* _PROBLEM DETAILS_
Repeat the entire listing exactly.

* _DATA RECORDS_

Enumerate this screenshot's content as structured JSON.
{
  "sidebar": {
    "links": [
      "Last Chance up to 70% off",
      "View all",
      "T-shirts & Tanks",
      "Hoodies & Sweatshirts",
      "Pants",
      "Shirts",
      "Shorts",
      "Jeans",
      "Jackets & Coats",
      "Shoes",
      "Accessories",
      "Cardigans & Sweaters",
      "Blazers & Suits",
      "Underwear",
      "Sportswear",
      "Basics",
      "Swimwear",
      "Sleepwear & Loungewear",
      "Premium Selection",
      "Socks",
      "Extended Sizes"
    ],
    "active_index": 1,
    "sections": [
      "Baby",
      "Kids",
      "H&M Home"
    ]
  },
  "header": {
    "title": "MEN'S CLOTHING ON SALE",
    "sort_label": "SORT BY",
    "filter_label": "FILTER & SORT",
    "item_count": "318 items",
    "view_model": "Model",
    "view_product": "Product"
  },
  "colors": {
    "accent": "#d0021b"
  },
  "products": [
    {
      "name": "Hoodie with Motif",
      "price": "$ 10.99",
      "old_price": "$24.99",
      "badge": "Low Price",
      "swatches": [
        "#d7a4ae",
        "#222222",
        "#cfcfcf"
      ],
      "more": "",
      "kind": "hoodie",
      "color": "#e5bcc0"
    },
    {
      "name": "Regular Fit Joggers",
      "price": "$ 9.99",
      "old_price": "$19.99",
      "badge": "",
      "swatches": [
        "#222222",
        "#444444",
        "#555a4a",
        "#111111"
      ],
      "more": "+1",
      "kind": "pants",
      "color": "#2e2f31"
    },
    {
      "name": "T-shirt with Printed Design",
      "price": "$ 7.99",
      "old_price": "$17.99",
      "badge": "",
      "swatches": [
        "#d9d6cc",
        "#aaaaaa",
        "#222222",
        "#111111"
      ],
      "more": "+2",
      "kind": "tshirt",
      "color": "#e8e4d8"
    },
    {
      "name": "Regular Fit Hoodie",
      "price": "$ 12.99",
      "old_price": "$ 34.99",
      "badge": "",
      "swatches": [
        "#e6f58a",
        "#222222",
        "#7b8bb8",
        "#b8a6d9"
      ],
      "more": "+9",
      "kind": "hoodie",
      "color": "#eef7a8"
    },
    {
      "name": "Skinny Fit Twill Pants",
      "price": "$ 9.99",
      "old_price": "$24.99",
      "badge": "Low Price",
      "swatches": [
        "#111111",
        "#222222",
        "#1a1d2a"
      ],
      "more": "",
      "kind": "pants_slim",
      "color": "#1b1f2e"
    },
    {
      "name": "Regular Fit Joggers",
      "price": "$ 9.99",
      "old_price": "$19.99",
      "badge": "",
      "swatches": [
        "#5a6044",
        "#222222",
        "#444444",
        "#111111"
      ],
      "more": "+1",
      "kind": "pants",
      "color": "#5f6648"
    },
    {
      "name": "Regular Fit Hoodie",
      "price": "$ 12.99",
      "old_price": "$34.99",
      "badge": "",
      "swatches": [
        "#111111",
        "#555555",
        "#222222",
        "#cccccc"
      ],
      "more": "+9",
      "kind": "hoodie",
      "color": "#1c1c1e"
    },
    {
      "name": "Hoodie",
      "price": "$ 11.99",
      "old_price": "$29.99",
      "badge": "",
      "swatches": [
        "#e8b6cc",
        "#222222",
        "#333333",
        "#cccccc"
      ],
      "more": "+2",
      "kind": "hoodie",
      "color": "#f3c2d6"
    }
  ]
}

* _ANSWER TO THE EXERCISE_
Enumerate this screenshot's content as structured JSON.
{
  "sidebar": {
    "links": [
      "Last Chance up to 70% off",
      "View all",
      "T-shirts & Tanks",
      "Hoodies & Sweatshirts",
      "Pants",
      "Shirts",
      "Shorts",
      "Jeans",
      "Jackets & Coats",
      "Shoes",
      "Accessories",
      "Cardigans & Sweaters",
      "Blazers & Suits",
      "Underwear",
      "Sportswear",
      "Basics",
      "Swimwear",
      "Sleepwear & Loungewear",
      "Premium Selection",
      "Socks",
      "Extended Sizes"
    ],
    "active_index": 1,
    "sections": [
      "Baby",
      "Kids",
      "H&M Home"
    ]
  },
  "header": {
    "title": "MEN'S CLOTHING ON SALE",
    "sort_label": "SORT BY",
    "filter_label": "FILTER & SORT",
    "item_count": "318 items",
    "view_model": "Model",
    "view_product": "Product"
  },
  "colors": {
    "accent": "#d0021b"
  },
  "products": [
    {
      "name": "Hoodie with Motif",
      "price": "$ 10.99",
      "old_price": "$24.99",
      "badge": "Low Price",
      "swatches": [
        "#d7a4ae",
        "#222222",
        "#cfcfcf"
      ],
      "more": "",
      "kind": "hoodie",
      "color": "#e5bcc0"
    },
    {
      "name": "Regular Fit Joggers",
      "price": "$ 9.99",
      "old_price": "$19.99",
      "badge": "",
      "swatches": [
        "#222222",
        "#444444",
        "#555a4a",
        "#111111"
      ],
      "more": "+1",
      "kind": "pants",
      "color": "#2e2f31"
    },
    {
      "name": "T-shirt with Printed Design",
      "price": "$ 7.99",
      "old_price": "$17.99",
      "badge": "",
      "swatches": [
        "#d9d6cc",
        "#aaaaaa",
        "#222222",
        "#111111"
      ],
      "more": "+2",
      "kind": "tshirt",
      "color": "#e8e4d8"
    },
    {
      "name": "Regular Fit Hoodie",
      "price": "$ 12.99",
      "old_price": "$ 34.99",
      "badge": "",
      "swatches": [
        "#e6f58a",
        "#222222",
        "#7b8bb8",
        "#b8a6d9"
      ],
      "more": "+9",
      "kind": "hoodie",
      "color": "#eef7a8"
    },
    {
      "name": "Skinny Fit Twill Pants",
      "price": "$ 9.99",
      "old_price": "$24.99",
      "badge": "Low Price",
      "swatches": [
        "#111111",
        "#222222",
        "#1a1d2a"
      ],
      "more": "",
      "kind": "pants_slim",
      "color": "#1b1f2e"
    },
    {
      "name": "Regular Fit Joggers",
      "price": "$ 9.99",
      "old_price": "$19.99",
      "badge": "",
      "swatches": [
        "#5a6044",
        "#222222",
        "#444444",
        "#111111"
      ],
      "more": "+1",
      "kind": "pants",
      "color": "#5f6648"
    },
    {
      "name": "Regular Fit Hoodie",
      "price": "$ 12.99",
      "old_price": "$34.99",
      "badge": "",
      "swatches": [
        "#111111",
        "#555555",
        "#222222",
        "#cccccc"
      ],
      "more": "+9",
      "kind": "hoodie",
      "color": "#1c1c1e"
    },
    {
      "name": "Hoodie",
      "price": "$ 11.99",
      "old_price": "$29.99",
      "badge": "",
      "swatches": [
        "#e8b6cc",
        "#222222",
        "#333333",
        "#cccccc"
      ],
      "more": "+2",
      "kind": "hoodie",
      "color": "#f3c2d6"
    }
  ]
}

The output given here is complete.